The withdrawal was one of the major promises made by current US President Donald Trump during his 2016 presidential election campaigns. The controversial move much criticized at all quarters is expected to be reversed if follow 2020 presidential candidate Joe Biden wins the race and becomes the next president of the country.

Patricia Espinosa, Executive Secretary of the UN Framework Convention on Climate Change (UNFCCC) which assisted the Paris Agreement remarked the withdrawal by the world’s second-largest greenhouse gas emitter from the global pact as a big gap in its regime as well as the global efforts to achieve the goals and ambitions of the agreement

The UNFCCC Executive Secretary mentioned that the body will be “ready to assist the US in any effort in order to rejoin the Paris Agreement” which will still be a party to the UNFCCC.

President Trump first announced his intention to withdraw the USA from the pact in June 2017, arguing that any form of compliance to the Agreement would weaken the US economy. The administration formally served notice to the United Nations one year ago on Nov. 4, 2019. The official departure makes America the only nation among the 197 signatories to the Paris Agreement which has pulled out of the Agreement.

Expressing her view on the move, Laurence Tubiana, a former French diplomat instrumental in brokering the Paris accord stated that “If climate deniers keep control of the White House and Congress, delivering a climate-safe planet will be more challenging.”

A victory by the democratic presidential candidate Joe Biden can formally put back the United States on the Paris Agreement compliances with just 30 days of the process.

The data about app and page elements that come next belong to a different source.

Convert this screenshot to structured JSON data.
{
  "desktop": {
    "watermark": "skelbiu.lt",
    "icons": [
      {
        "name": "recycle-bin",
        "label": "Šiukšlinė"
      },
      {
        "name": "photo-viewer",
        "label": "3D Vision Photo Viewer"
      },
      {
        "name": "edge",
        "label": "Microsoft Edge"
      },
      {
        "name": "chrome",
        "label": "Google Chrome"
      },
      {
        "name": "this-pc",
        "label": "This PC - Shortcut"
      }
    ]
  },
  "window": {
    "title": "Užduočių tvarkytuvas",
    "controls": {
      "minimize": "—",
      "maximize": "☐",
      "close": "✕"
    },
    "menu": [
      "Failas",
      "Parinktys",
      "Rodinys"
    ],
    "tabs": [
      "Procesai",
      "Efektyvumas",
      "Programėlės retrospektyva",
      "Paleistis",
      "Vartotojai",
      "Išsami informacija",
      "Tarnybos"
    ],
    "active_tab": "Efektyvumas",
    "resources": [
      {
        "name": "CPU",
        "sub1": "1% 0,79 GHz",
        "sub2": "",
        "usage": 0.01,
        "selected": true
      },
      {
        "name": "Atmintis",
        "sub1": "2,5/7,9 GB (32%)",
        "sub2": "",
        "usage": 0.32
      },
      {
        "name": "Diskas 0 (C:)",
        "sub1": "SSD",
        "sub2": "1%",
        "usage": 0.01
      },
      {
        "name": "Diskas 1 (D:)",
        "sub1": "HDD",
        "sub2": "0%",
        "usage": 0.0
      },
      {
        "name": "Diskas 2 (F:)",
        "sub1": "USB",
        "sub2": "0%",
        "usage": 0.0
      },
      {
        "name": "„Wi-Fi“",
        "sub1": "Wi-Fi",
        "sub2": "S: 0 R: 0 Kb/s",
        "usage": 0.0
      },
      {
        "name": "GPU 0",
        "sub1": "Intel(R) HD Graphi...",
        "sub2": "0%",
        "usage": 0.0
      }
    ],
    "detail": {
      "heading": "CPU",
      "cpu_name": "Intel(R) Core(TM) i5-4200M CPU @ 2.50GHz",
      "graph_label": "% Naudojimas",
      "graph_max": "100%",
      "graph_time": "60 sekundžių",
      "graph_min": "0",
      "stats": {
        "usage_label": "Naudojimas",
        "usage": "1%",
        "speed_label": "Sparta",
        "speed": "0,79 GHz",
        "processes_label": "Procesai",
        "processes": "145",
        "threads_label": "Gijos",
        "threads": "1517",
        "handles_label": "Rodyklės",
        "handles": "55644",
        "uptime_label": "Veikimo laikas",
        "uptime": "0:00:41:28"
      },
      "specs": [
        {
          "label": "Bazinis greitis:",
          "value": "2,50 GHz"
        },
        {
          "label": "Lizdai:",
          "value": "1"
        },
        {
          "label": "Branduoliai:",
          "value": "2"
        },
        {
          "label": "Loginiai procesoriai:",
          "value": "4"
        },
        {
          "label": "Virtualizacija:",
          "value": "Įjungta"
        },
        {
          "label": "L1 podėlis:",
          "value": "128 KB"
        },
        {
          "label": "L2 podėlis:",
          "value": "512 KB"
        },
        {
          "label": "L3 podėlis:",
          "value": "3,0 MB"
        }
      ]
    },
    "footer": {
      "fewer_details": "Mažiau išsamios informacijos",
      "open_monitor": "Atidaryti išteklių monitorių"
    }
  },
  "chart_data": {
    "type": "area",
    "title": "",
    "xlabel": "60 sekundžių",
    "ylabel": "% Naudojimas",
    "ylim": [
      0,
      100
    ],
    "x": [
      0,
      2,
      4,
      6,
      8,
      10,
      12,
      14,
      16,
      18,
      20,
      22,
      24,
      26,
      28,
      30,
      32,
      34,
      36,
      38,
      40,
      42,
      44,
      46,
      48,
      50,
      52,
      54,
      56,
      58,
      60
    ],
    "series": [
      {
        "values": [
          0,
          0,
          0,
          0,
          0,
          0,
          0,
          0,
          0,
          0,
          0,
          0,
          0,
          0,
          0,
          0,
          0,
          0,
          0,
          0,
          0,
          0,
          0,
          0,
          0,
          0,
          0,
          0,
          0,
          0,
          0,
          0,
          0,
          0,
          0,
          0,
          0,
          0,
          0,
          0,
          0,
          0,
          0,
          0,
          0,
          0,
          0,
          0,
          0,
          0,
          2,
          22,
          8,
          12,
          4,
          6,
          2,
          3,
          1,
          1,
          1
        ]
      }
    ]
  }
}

A Trump win, however, would “seal the fate of the United States – at least at the federal level – as a country that was isolated from the rest of the world: powerless to shape the international dialogue or direction on climate,” said Nat Keohane, senior vice president for climate at the non-profit Environmental Defense Fund.